If you're not confident in eyeballing your measurements, take a minute to look at your recipe. A little basic math can help you. Will you need a tablespoon someplace and a 1/4 cup someplace else? 

I very frequently use 4 tablespoons instead of dirtying up my 1/4 measuring spoon. Or, fill larger measuring cups halfway for smaller increments. My baked oatmeal recipe is a great example of only needing to dirty a half cup and a teaspoon (I even measure the milk in the dry measuring cup since it doesn't need to be precise here).

Sometimes, I mix up in my head what the equivalents are, so I reference Martha Stewart's Cooks Helpers that I have on my fridge as a quick refresher. 

Printing these out on magnetic paper or adhering a couple of magnets on the back of cardstock would make a great present topper for any cooking-related gift!

Sunday, August 7, 2011

And what got painted were... (drumroll)


LE and I tagged along with John to Chicago a few weeks back just so I could go to Ikea to buy their $4 wooden spice racks that have popped up around cute kids' rooms across the blogosphere. Like this photo that was posted on Ohdeedoh:

Even before LE was born, I knew I wanted forward-facing bookshelves.
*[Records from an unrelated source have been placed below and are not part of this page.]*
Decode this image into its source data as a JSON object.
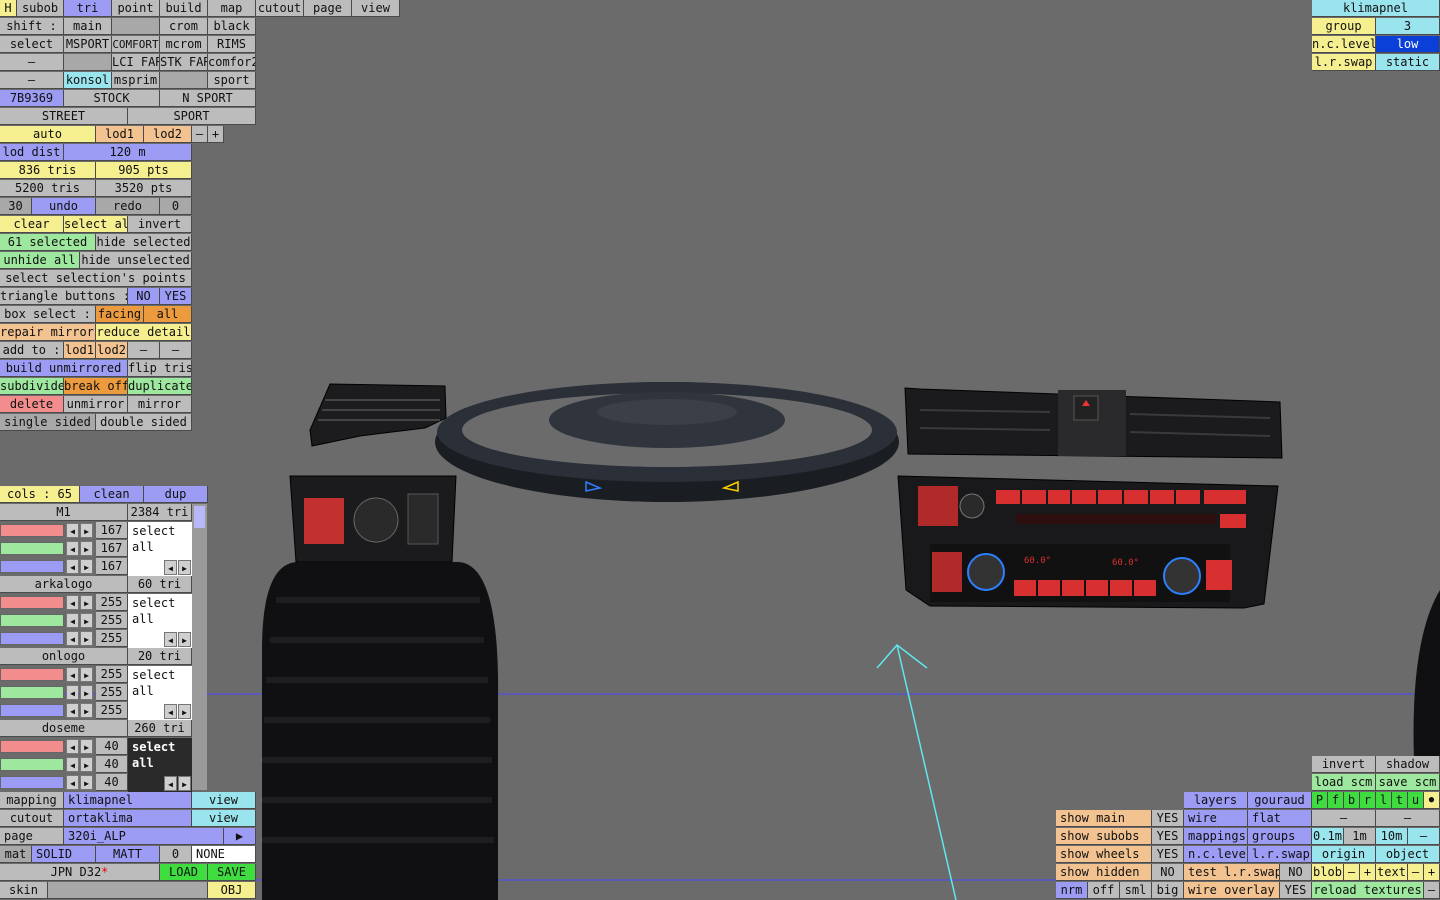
{
  "toolbar": {
    "h": "H",
    "subob": "subob",
    "tri": "tri",
    "point": "point",
    "build": "build",
    "map": "map",
    "cutout": "cutout",
    "page": "page",
    "view": "view"
  },
  "shift": {
    "label": "shift :",
    "main": "main",
    "crom": "crom",
    "black": "black"
  },
  "selectrow": {
    "label": "select",
    "msport": "MSPORT",
    "comfort": "COMFORT",
    "mcrom": "mcrom",
    "rims": "RIMS"
  },
  "row4": {
    "dash": "–",
    "lcifar": "LCI FAR",
    "stkfar": "STK FAR",
    "comfor2": "comfor2"
  },
  "row5": {
    "dash": "–",
    "konsol": "konsol",
    "msprim": "msprim",
    "sport": "sport"
  },
  "row6": {
    "id": "7B9369",
    "stock": "STOCK",
    "nsport": "N SPORT"
  },
  "row7": {
    "street": "STREET",
    "sport": "SPORT"
  },
  "lod": {
    "auto": "auto",
    "lod1": "lod1",
    "lod2": "lod2",
    "minus": "–",
    "plus": "+",
    "dist_label": "lod dist",
    "dist_value": "120 m",
    "tris1": "836 tris",
    "pts1": "905 pts",
    "tris2": "5200 tris",
    "pts2": "3520 pts"
  },
  "undo": {
    "n": "30",
    "undo": "undo",
    "redo": "redo",
    "m": "0"
  },
  "ops": {
    "clear": "clear",
    "select_all": "select all",
    "invert": "invert",
    "selected": "61 selected",
    "hide_selected": "hide selected",
    "unhide_all": "unhide all",
    "hide_unselected": "hide unselected",
    "select_points": "select selection's points",
    "tri_buttons": "triangle buttons :",
    "no": "NO",
    "yes": "YES",
    "box_select": "box select :",
    "facing": "facing",
    "all": "all",
    "repair_mirroring": "repair mirroring",
    "reduce_detail": "reduce detail",
    "add_to": "add to :",
    "lod1": "lod1",
    "lod2": "lod2",
    "dash": "–",
    "build_unmirrored": "build unmirrored",
    "flip_tris": "flip tris",
    "subdivide": "subdivide",
    "break_off": "break off",
    "duplicate": "duplicate",
    "delete": "delete",
    "unmirror": "unmirror",
    "mirror": "mirror",
    "single_sided": "single sided",
    "double_sided": "double sided"
  },
  "materials": {
    "cols": "cols : 65",
    "clean": "clean",
    "dup": "dup",
    "items": [
      {
        "name": "M1",
        "tris": "2384 tri",
        "vals": [
          "167",
          "167",
          "167"
        ],
        "action": "select all"
      },
      {
        "name": "arkalogo",
        "tris": "60 tri",
        "vals": [
          "255",
          "255",
          "255"
        ],
        "action": "select all"
      },
      {
        "name": "onlogo",
        "tris": "20 tri",
        "vals": [
          "255",
          "255",
          "255"
        ],
        "action": "select all"
      },
      {
        "name": "doseme",
        "tris": "260 tri",
        "vals": [
          "40",
          "40",
          "40"
        ],
        "action": "select all"
      }
    ]
  },
  "bottom_left": {
    "mapping": "mapping",
    "mapping_val": "klimapnel",
    "view": "view",
    "cutout": "cutout",
    "cutout_val": "ortaklima",
    "page": "page",
    "page_val": "320i_ALP",
    "play": "▶",
    "mat": "mat",
    "solid": "SOLID",
    "matt": "MATT",
    "zero": "0",
    "none": "NONE",
    "jpn": "JPN D32",
    "star": "*",
    "load": "LOAD",
    "save": "SAVE",
    "skin": "skin",
    "obj": "OBJ"
  },
  "top_right": {
    "title": "klimapnel",
    "group": "group",
    "group_val": "3",
    "nclevel": "n.c.level",
    "low": "low",
    "lrswap": "l.r.swap",
    "static": "static"
  },
  "bottom_right": {
    "invert": "invert",
    "shadow": "shadow",
    "load_scm": "load scm",
    "save_scm": "save scm",
    "flags": [
      "P",
      "f",
      "b",
      "r",
      "l",
      "t",
      "u"
    ],
    "dot": "●",
    "layers": "layers",
    "gouraud": "gouraud",
    "wire": "wire",
    "flat": "flat",
    "show_main": "show main",
    "show_subobs": "show subobs",
    "show_wheels": "show wheels",
    "show_hidden": "show hidden",
    "yes": "YES",
    "no": "NO",
    "mappings": "mappings",
    "groups": "groups",
    "nclevel": "n.c.level",
    "lrswap": "l.r.swap",
    "test_lrswap": "test l.r.swap",
    "s01": "0.1m",
    "s1": "1m",
    "s10": "10m",
    "dash": "–",
    "origin": "origin",
    "object": "object",
    "blob": "blob",
    "minus": "–",
    "plus": "+",
    "text": "text",
    "nrm": "nrm",
    "off": "off",
    "sml": "sml",
    "big": "big",
    "wire_overlay": "wire overlay",
    "reload_textures": "reload textures"
  },
  "viewport": {
    "hud_temp_l": "60.0°",
    "hud_temp_r": "60.0°"
  }
}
Supposedly, they foster more of a desire for reading than traditional bookshelves since kids can actually see the book covers. I can't vouch for the truth in that. What I can say is that I imagine everyone has a space in their home that could make room for a narrow bookshelf (spots behind doors come to mind). 

About 1 1/2 years ago, I started keeping my eye out for forward-facing shelves. Garage sale hunts came up empty, and to my dismay, the shelves that I found in stores were way too expensive for me to rationalize.  

I bookmarked a few different great ideas for DIY: a fabric sling {tutorial}, rain gutter bookshelves {tutorial}, and build my own {tutorial}. These are all ideas that I'd love to do, but they'd end up just sitting in my bookmark list forever and never get done... just like they did for a full year.

After considering different options, the Ikea spice racks for $4/ea were just the right fit for us. I love that they come in unfinished wood so that we could paint them in the darker gray accent color for LE's room.

Here's how ours turned out:

Everyone knows that there's going to be a difference in quality between Ikea and Pottery Barn. I was willing to live with the little imperfections for the cost (I  mean $4 vs $40-60. No brainer.), especially since they're sturdy. 

The pieces of wood just don't line up perfectly, but the one who matters-- LE-- will never care.

I have to tell you, these shelves are the easiest shelves to put together and hang. We've done a lot of floating shelves, including ones from Pottery Barn that are supposedly super simple, but none were this simple.

What I did:
For these shelves, it took a quick coat of regular primer and two coats of paint that I got for free from Benjamin Moore. Since the paint was matte, I sprayed a light coat of polyurethane to give it a slight sheen but not make it shiny. It took about 5 minutes per shelf to assemble using the dinky allen wrench that comes with them. Then, it took about a half an hour to install in the wall using drywall anchors when I wasn't hitting a stud.

I love how the shelves turned out and fill that wall space! LE seems to love pulling books off of them, too.